## About this task
Leaving out every image, restate all the records word for word.

## App and web page records

===

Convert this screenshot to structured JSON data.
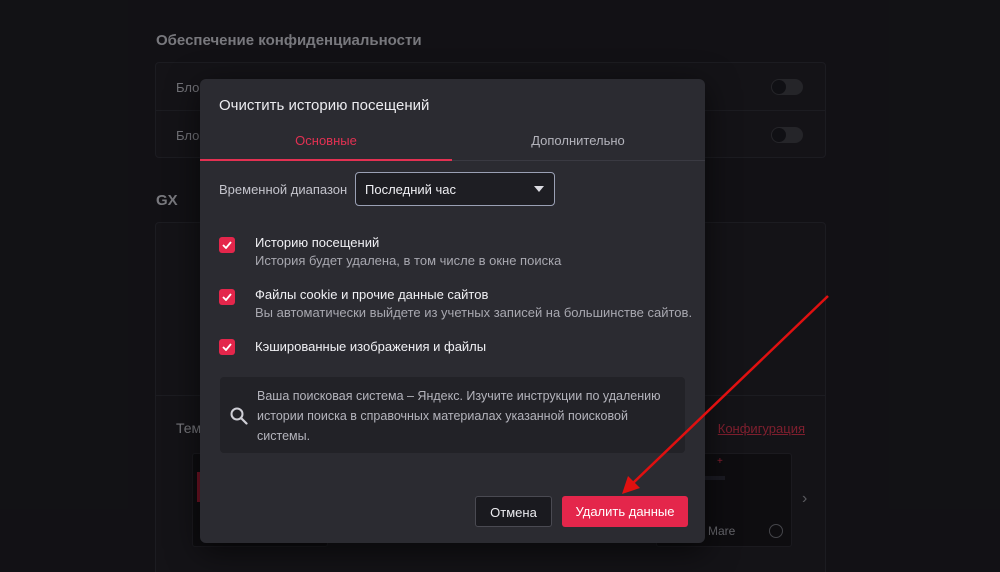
{
  "background": {
    "privacy_title": "Обеспечение конфиденциальности",
    "rows": [
      {
        "label": "Блок"
      },
      {
        "label": "Блок"
      }
    ],
    "gx_title": "GX",
    "theme_label": "Тем",
    "config_link": "Конфигурация",
    "theme_name": "i Mare"
  },
  "dialog": {
    "title": "Очистить историю посещений",
    "tabs": [
      {
        "label": "Основные",
        "active": true
      },
      {
        "label": "Дополнительно",
        "active": false
      }
    ],
    "time_range": {
      "label": "Временной диапазон",
      "value": "Последний час"
    },
    "items": [
      {
        "title": "Историю посещений",
        "description": "История будет удалена, в том числе в окне поиска",
        "checked": true
      },
      {
        "title": "Файлы cookie и прочие данные сайтов",
        "description": "Вы автоматически выйдете из учетных записей на большинстве сайтов.",
        "checked": true
      },
      {
        "title": "Кэшированные изображения и файлы",
        "description": "",
        "checked": true
      }
    ],
    "info": {
      "icon": "search-icon",
      "text": "Ваша поисковая система – Яндекс. Изучите инструкции по удалению истории поиска в справочных материалах указанной поисковой системы."
    },
    "buttons": {
      "cancel": "Отмена",
      "delete": "Удалить данные"
    }
  },
  "colors": {
    "accent": "#e4264b",
    "background": "#1c1b21",
    "dialog": "#2b2b31",
    "annotation_arrow": "#e01010"
  }
}
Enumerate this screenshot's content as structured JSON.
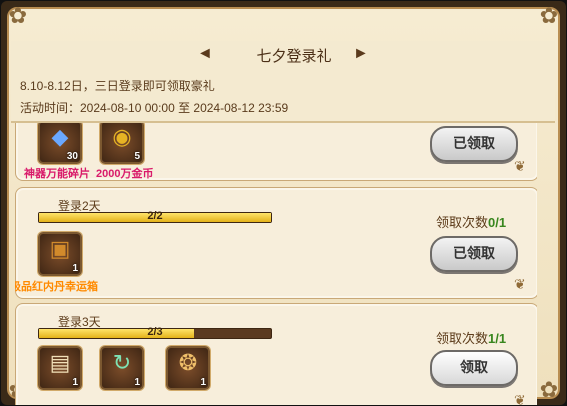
{
  "header": {
    "title": "七夕登录礼",
    "description": "8.10-8.12日，三日登录即可领取豪礼",
    "time_label": "活动时间：2024-08-10 00:00 至 2024-08-12 23:59"
  },
  "cards": [
    {
      "items": [
        {
          "icon_name": "crystal-icon",
          "glyph": "◆",
          "color": "#6aa8ff",
          "qty": "30",
          "label": "神器万能碎片",
          "label_color": "#d91a6b"
        },
        {
          "icon_name": "coin-icon",
          "glyph": "◉",
          "color": "#e6b324",
          "qty": "5",
          "label": "2000万金币",
          "label_color": "#d91a6b"
        }
      ],
      "button_label": "已领取"
    },
    {
      "title": "登录2天",
      "progress_text": "2/2",
      "progress": 1.0,
      "claim_prefix": "领取次数",
      "claim_value": "0/1",
      "items": [
        {
          "icon_name": "treasure-chest-icon",
          "glyph": "▣",
          "color": "#d28a2b",
          "qty": "1",
          "label": "极品红内丹幸运箱",
          "label_color": "#ff8a00"
        }
      ],
      "button_label": "已领取"
    },
    {
      "title": "登录3天",
      "progress_text": "2/3",
      "progress": 0.667,
      "claim_prefix": "领取次数",
      "claim_value": "1/1",
      "items": [
        {
          "icon_name": "scroll-icon",
          "glyph": "▤",
          "color": "#f1e0b8",
          "qty": "1"
        },
        {
          "icon_name": "refresh-scroll-icon",
          "glyph": "↻",
          "color": "#7ee2b4",
          "qty": "1"
        },
        {
          "icon_name": "tome-icon",
          "glyph": "❂",
          "color": "#f0c06a",
          "qty": "1"
        }
      ],
      "button_label": "领取"
    }
  ]
}
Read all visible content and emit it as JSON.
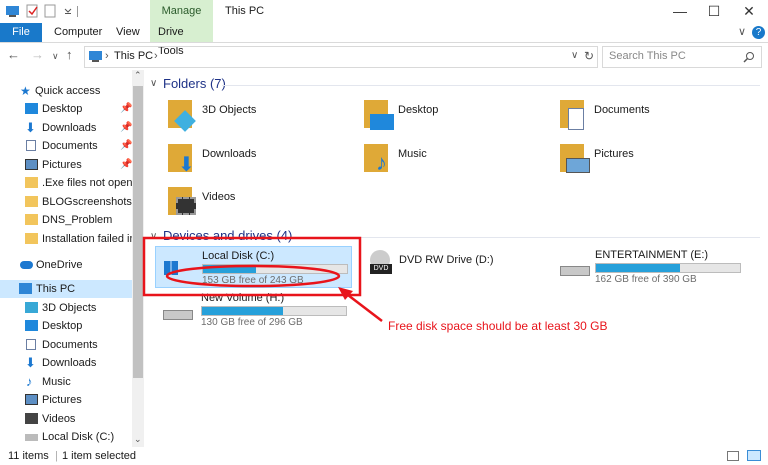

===

## Solution to this exercise
Convert this screenshot to structured JSON data.
{
  "background": {
    "privacy_title": "Обеспечение конфиденциальности",
    "rows": [
      {
        "label": "Блок"
      },
      {
        "label": "Блок"
      }
    ],
    "gx_title": "GX",
    "theme_label": "Тем",
    "config_link": "Конфигурация",
    "theme_name": "i Mare"
  },
  "dialog": {
    "title": "Очистить историю посещений",
    "tabs": [
      {
        "label": "Основные",
        "active": true
      },
      {
        "label": "Дополнительно",
        "active": false
      }
    ],
    "time_range": {
      "label": "Временной диапазон",
      "value": "Последний час"
    },
    "items": [
      {
        "title": "Историю посещений",
        "description": "История будет удалена, в том числе в окне поиска",
        "checked": true
      },
      {
        "title": "Файлы cookie и прочие данные сайтов",
        "description": "Вы автоматически выйдете из учетных записей на большинстве сайтов.",
        "checked": true
      },
      {
        "title": "Кэшированные изображения и файлы",
        "description": "",
        "checked": true
      }
    ],
    "info": {
      "icon": "search-icon",
      "text": "Ваша поисковая система – Яндекс. Изучите инструкции по удалению истории поиска в справочных материалах указанной поисковой системы."
    },
    "buttons": {
      "cancel": "Отмена",
      "delete": "Удалить данные"
    }
  },
  "colors": {
    "accent": "#e4264b",
    "background": "#1c1b21",
    "dialog": "#2b2b31",
    "annotation_arrow": "#e01010"
  }
}
Enumerate this screenshot's content as structured JSON.
{
  "header": {
    "title": "七夕登录礼",
    "description": "8.10-8.12日，三日登录即可领取豪礼",
    "time_label": "活动时间：2024-08-10 00:00 至 2024-08-12 23:59"
  },
  "cards": [
    {
      "items": [
        {
          "icon_name": "crystal-icon",
          "glyph": "◆",
          "color": "#6aa8ff",
          "qty": "30",
          "label": "神器万能碎片",
          "label_color": "#d91a6b"
        },
        {
          "icon_name": "coin-icon",
          "glyph": "◉",
          "color": "#e6b324",
          "qty": "5",
          "label": "2000万金币",
          "label_color": "#d91a6b"
        }
      ],
      "button_label": "已领取"
    },
    {
      "title": "登录2天",
      "progress_text": "2/2",
      "progress": 1.0,
      "claim_prefix": "领取次数",
      "claim_value": "0/1",
      "items": [
        {
          "icon_name": "treasure-chest-icon",
          "glyph": "▣",
          "color": "#d28a2b",
          "qty": "1",
          "label": "极品红内丹幸运箱",
          "label_color": "#ff8a00"
        }
      ],
      "button_label": "已领取"
    },
    {
      "title": "登录3天",
      "progress_text": "2/3",
      "progress": 0.667,
      "claim_prefix": "领取次数",
      "claim_value": "1/1",
      "items": [
        {
          "icon_name": "scroll-icon",
          "glyph": "▤",
          "color": "#f1e0b8",
          "qty": "1"
        },
        {
          "icon_name": "refresh-scroll-icon",
          "glyph": "↻",
          "color": "#7ee2b4",
          "qty": "1"
        },
        {
          "icon_name": "tome-icon",
          "glyph": "❂",
          "color": "#f0c06a",
          "qty": "1"
        }
      ],
      "button_label": "领取"
    }
  ]
}
Read all visible content and emit it as JSON.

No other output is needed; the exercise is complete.